“Independent analysis shows that my plan would cut our deficits by $4 trillion. Last summer, I worked with Republicans in Congress to cut $1 trillion in spending.”
Obama repeated a claim made by former President Bill Clinton the night before, but even less accurately. Clinton referred to a “plan of $4 trillion in debt reduction over a decade.” Obama leaves off the time line and makes it sound like the current $1 trillion deficit would be eliminated, resulting in a surplus.
But, while the numbers seem large, the results are unimpressive. At the end of the 10-year budget window, Obama would have the national debt at a 76.5 percent of gross domestic product. That actually would be an increase over the 74.2 percent of GDP in this year. In contrast, the debt reduction plan envisioned by the Simpson-Bowles commission — cited by the president — would reduce the debt-to-GDP ratio close to 60 percent.
Moreover, independent analysts have criticized the administration for claiming some $800 billion in phantom savings from winding down the wars in Iraq and Afghanistan, even though the administration had long made clear those wars would end. (The Bush administration had started the wars on borrowed funds.) Then, the president proposes to spend a good chunk of the nonexistent money on other spending — as he put it in his speech, “rebuilding roads and bridges; schools and runways.”

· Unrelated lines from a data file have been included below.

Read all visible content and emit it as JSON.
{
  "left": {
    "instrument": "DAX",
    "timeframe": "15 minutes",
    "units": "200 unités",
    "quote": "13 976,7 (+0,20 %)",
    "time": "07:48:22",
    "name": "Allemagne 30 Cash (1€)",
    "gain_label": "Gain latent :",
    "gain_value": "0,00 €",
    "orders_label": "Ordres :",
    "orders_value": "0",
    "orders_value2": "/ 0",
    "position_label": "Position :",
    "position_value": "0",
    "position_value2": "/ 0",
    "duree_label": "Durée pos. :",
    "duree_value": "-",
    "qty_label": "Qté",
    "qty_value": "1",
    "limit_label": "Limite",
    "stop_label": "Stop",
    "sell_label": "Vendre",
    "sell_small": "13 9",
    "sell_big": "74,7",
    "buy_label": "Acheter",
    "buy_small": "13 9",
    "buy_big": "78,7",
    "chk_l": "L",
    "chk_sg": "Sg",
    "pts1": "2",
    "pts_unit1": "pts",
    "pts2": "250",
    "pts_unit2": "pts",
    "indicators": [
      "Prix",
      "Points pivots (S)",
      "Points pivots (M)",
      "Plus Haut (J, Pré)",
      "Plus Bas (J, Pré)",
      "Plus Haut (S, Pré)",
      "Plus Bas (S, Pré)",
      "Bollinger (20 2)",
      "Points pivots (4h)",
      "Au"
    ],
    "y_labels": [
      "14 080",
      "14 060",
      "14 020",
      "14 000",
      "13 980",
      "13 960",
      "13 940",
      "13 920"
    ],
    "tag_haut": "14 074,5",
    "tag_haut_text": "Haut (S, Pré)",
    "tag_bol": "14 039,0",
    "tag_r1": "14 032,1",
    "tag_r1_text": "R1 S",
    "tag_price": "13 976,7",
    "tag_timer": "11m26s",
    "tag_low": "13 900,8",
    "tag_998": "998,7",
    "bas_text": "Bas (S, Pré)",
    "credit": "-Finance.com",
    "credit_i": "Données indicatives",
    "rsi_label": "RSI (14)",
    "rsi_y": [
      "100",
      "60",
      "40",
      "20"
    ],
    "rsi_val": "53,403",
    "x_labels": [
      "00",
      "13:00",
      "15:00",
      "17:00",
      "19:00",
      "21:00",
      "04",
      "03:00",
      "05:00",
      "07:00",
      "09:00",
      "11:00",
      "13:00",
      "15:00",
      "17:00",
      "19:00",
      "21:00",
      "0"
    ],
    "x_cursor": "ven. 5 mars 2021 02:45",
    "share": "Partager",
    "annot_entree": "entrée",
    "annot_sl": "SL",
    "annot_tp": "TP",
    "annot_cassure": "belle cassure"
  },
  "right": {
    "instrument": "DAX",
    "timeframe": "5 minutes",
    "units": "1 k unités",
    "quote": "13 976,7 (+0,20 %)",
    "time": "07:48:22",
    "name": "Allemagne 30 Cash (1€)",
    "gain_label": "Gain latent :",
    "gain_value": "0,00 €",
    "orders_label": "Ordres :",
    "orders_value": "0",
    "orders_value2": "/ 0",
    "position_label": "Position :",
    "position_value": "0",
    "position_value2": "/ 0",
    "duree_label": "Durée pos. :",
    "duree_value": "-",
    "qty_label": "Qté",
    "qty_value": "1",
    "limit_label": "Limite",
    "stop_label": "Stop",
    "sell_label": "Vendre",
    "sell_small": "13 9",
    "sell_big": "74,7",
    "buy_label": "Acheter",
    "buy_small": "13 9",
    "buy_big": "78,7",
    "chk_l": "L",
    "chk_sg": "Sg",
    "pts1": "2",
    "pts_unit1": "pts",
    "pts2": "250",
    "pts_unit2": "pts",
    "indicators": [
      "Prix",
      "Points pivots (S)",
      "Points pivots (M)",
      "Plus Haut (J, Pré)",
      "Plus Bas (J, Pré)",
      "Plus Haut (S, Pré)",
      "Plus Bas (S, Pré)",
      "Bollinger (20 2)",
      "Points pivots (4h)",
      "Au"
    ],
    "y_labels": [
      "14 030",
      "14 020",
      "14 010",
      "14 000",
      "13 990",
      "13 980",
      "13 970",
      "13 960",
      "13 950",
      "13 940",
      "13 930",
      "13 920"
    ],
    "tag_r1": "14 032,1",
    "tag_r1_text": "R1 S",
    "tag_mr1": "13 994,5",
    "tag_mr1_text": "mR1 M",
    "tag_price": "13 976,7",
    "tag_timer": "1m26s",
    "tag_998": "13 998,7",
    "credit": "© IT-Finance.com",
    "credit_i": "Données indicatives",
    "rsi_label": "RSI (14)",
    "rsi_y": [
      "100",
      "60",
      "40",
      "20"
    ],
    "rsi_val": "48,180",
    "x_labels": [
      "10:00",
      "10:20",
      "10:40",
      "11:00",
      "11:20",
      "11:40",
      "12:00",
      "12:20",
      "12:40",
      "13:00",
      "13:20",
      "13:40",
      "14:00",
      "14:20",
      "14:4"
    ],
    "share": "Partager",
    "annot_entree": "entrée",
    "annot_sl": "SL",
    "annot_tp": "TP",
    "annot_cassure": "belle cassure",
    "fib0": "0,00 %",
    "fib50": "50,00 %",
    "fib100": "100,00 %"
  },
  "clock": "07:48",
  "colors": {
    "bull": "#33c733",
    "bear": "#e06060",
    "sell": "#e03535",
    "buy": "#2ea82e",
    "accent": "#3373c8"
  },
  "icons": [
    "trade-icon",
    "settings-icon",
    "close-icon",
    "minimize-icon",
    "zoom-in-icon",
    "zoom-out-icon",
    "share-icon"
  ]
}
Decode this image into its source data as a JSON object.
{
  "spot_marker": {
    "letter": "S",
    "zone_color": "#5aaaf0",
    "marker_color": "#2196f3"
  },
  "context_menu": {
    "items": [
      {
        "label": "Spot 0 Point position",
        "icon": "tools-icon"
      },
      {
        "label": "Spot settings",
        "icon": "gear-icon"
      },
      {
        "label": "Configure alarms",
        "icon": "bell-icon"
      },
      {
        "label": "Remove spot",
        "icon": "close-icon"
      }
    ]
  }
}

The $1 trillion in savings negotiated with Republicans, mentioned by the president, actually accounts for the bulk of his proposed reduction in spending. Indeed, much of the president’s debt reduction would come from tax increases on the wealthy, not spending cuts.
“We will keep the promise of Social Security by taking the responsible steps to strengthen it — not by turning it over to Wall Street.”
This is a bit of a straw man. Romney briefly supported private accounts as part of Social Security in the 2008 campaign but no longer does.
In his 2010 book, “No Apology,” Romney makes it clear that the 2008 stock market turmoil had changed his thinking on the issue. “The 2008 stock market collapse is proof, however, that we can’t always count on positive returns from these investments,” Romney writes. He said individual accounts could still be considered but would need to be phased in over time. Most important, he added, “I would prefer that individual accounts were added to Social Security, not diverted from it, and that they were voluntary.”
In other words, Romney has concluded that mandatory private accounts won’t work. The plan he supports now is strikingly similar to what then-Vice President Al Gore proposed in the 2000 presidential campaign, what Gore dubbed “Social Security Plus.” Gore said the accounts would be voluntary and “not be the product of any reduction or diversion of Social Security revenues.”
Meanwhile, Obama’s recent budgets have had limited Social Security reforms.
“I’ve signed trade agreements that are helping our companies sell more goods to millions of new customers.”
Obama did sign into law new trade agreements with South Korea, Colombia and Panama — which were negotiated by the Bush administration. The trade deals were held up for months by a bitter dispute between the administration and Congress over restoring aid for workers hurt by free trade.
Obama has not negotiated any other free-trade agreements.
“Over the last 31⁄2 years, we have focused on righting the ship, making sure that we didn’t slip into a depression, saving an auto industry, creating 4.5 million new jobs, getting health care done, helping young people go to college.”
The president actually road-tested this remark, because it nicely recaps his first-term accomplishments, and he loves this jobs figure — and it was, indeed, cited many times elsewhere at the Democratic National Convention. But it is quite misleading, because it refers to private sector jobs, not all jobs, and because it is based on a date (February 2010) that puts the president’s jobs record in the best possible light.
The total number of jobs — private and government — created in the United States from February 2010 is 4 million. The job growth number is still negative if you start counting from the beginning of Obama’s presidency.
According to the Bureau of Labor Statistics, job creation in Obama’s entire presidency is plus or minus a few hundred thousand jobs, depending on whether you date his presidency from January or February of 2009. At this point, Obama is on track to have the worst jobs record of any president since World War II.
“Nearly 7 million young people have health insurance because they’re able to stay on their parents’ plans.”
Obama has framed this assertion different ways, sometimes more accurately than the quotation above.
The Department of Health and Human Services in June reported that more than 3 million young adults would not have health insurance without the health care law. So how does Obama get to say that nearly 7 million “have health insurance” because of the law? He is relying on a private survey, published by the Commonwealth Fund, that showed that 6.6 million young adults “stayed on or joined their parents’ health plans” in 2011.
Not all of those people were uninsured; some simply joined their parents’ plans for other reasons. The HHS report notes this fact in a footnote: “This number exceeds our calculation because it includes some individuals who were already insured, often through their own private coverage.”
Obama is more accurate when he frames his quotation this way: “Nearly 7 million young people can stay on their parents’ plan because of the health care law I passed.”